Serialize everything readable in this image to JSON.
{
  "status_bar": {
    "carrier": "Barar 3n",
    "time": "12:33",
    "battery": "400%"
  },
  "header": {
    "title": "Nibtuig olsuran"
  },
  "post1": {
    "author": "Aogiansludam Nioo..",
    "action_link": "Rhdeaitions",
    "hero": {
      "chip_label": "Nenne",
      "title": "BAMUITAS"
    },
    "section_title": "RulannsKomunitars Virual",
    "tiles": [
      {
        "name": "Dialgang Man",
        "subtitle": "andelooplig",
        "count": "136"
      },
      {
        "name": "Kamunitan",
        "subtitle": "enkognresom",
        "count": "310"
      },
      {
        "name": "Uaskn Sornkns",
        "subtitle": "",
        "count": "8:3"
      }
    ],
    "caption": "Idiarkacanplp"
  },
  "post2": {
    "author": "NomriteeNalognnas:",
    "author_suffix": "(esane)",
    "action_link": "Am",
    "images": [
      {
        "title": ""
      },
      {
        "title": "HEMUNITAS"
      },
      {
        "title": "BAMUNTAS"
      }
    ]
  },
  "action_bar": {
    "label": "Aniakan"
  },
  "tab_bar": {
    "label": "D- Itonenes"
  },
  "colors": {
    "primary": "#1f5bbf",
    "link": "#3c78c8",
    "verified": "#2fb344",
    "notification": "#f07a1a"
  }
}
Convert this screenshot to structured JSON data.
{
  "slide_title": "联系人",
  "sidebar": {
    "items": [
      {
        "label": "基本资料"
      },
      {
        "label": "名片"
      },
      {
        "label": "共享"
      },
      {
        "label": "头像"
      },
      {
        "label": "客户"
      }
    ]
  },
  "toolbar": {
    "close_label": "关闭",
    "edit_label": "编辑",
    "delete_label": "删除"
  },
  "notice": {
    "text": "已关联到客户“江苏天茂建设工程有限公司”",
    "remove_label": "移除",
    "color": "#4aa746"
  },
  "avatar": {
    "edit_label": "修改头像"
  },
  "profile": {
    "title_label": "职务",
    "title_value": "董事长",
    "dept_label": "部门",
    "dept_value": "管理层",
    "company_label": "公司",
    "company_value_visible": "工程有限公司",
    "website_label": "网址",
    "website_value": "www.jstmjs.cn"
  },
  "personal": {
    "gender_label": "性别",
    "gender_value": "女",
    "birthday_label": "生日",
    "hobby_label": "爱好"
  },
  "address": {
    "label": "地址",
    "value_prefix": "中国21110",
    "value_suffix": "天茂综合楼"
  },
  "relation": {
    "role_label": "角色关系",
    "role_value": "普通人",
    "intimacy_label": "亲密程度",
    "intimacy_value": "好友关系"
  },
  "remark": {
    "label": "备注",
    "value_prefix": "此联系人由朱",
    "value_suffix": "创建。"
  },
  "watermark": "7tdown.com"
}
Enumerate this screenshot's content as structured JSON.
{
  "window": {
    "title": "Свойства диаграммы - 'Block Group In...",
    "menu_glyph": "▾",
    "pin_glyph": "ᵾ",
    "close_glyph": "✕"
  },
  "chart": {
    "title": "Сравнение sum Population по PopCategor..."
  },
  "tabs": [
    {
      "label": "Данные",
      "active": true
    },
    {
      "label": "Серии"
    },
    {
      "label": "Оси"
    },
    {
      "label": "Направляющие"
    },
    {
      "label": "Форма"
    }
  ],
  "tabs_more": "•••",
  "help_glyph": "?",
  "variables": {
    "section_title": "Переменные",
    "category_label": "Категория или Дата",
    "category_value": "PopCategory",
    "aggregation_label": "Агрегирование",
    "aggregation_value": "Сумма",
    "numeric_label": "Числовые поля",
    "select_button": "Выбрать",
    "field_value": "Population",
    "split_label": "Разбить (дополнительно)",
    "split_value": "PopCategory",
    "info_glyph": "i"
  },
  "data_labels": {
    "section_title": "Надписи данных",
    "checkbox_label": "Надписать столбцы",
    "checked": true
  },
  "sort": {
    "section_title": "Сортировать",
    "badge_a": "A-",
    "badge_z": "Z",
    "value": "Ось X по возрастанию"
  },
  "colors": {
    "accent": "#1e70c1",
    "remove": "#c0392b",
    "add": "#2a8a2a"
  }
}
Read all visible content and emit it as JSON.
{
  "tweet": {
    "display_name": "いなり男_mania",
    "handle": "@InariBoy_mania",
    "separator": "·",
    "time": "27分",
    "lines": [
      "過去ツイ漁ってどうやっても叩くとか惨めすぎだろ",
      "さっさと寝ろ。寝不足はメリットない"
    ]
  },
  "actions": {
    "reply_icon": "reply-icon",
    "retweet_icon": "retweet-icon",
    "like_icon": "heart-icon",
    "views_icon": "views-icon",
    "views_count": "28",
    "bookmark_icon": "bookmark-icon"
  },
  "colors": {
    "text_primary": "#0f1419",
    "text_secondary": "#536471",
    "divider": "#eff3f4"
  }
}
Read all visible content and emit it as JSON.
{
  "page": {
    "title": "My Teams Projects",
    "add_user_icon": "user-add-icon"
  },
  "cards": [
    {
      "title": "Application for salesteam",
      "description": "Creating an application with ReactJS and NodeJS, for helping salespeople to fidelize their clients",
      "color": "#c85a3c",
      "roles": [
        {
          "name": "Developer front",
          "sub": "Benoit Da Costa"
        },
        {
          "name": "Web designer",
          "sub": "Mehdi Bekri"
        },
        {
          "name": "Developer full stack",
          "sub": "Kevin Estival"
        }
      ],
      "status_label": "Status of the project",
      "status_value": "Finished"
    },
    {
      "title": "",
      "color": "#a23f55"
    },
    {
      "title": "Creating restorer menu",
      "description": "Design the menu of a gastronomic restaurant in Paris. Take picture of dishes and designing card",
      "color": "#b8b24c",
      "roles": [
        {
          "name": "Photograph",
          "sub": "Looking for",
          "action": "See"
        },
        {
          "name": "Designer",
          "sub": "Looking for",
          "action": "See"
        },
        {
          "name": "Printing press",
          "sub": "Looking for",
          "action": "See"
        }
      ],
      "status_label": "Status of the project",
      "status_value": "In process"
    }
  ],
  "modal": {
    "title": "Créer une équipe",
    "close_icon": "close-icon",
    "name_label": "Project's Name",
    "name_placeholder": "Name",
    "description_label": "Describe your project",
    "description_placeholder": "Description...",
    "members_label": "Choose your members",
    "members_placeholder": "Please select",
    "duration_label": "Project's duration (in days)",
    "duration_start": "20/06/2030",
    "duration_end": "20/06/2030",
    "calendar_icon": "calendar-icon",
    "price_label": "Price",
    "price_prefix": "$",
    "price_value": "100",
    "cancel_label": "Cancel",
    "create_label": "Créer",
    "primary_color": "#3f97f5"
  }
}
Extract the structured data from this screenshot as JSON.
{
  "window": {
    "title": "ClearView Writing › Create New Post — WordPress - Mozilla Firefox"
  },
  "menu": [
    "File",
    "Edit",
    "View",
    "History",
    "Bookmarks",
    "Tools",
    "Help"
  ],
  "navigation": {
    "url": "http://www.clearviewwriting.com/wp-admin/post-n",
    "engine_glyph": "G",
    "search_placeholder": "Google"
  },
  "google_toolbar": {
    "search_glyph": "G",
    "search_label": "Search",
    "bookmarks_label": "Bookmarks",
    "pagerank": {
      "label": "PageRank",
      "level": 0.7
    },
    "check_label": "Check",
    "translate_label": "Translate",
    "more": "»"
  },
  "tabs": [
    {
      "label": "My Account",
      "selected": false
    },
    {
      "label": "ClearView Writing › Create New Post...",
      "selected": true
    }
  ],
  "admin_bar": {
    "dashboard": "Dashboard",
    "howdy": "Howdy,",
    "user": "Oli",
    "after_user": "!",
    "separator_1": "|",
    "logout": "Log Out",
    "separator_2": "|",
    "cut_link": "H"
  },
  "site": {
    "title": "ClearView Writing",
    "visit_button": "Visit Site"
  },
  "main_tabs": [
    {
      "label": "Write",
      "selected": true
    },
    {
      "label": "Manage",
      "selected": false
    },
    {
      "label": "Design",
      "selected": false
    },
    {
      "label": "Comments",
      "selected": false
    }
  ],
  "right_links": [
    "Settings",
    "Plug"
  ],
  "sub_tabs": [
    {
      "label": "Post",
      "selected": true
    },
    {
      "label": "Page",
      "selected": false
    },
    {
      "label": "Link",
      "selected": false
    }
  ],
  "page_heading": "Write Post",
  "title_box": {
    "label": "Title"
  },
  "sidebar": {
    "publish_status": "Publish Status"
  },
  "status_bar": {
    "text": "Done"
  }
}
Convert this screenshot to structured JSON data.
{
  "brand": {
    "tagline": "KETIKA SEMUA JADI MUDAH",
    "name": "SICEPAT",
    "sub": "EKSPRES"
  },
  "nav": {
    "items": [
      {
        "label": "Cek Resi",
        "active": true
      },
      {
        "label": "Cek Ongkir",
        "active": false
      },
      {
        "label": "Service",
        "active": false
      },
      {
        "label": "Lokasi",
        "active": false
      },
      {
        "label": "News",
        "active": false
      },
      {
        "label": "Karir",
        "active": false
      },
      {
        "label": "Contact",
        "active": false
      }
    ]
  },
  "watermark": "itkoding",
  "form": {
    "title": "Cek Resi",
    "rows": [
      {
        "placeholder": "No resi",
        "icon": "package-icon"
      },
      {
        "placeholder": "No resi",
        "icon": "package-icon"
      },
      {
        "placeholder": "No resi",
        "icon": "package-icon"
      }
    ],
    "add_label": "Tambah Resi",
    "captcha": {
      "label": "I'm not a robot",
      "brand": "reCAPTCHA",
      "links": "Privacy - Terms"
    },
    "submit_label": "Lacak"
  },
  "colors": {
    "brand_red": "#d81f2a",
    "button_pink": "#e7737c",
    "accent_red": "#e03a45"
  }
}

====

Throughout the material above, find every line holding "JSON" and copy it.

• Written reply:
Serialize everything readable in this image to JSON.
Convert this screenshot to structured JSON data.
Enumerate this screenshot's content as structured JSON.
Read all visible content and emit it as JSON.
Read all visible content and emit it as JSON.
Extract the structured data from this screenshot as JSON.
Convert this screenshot to structured JSON data.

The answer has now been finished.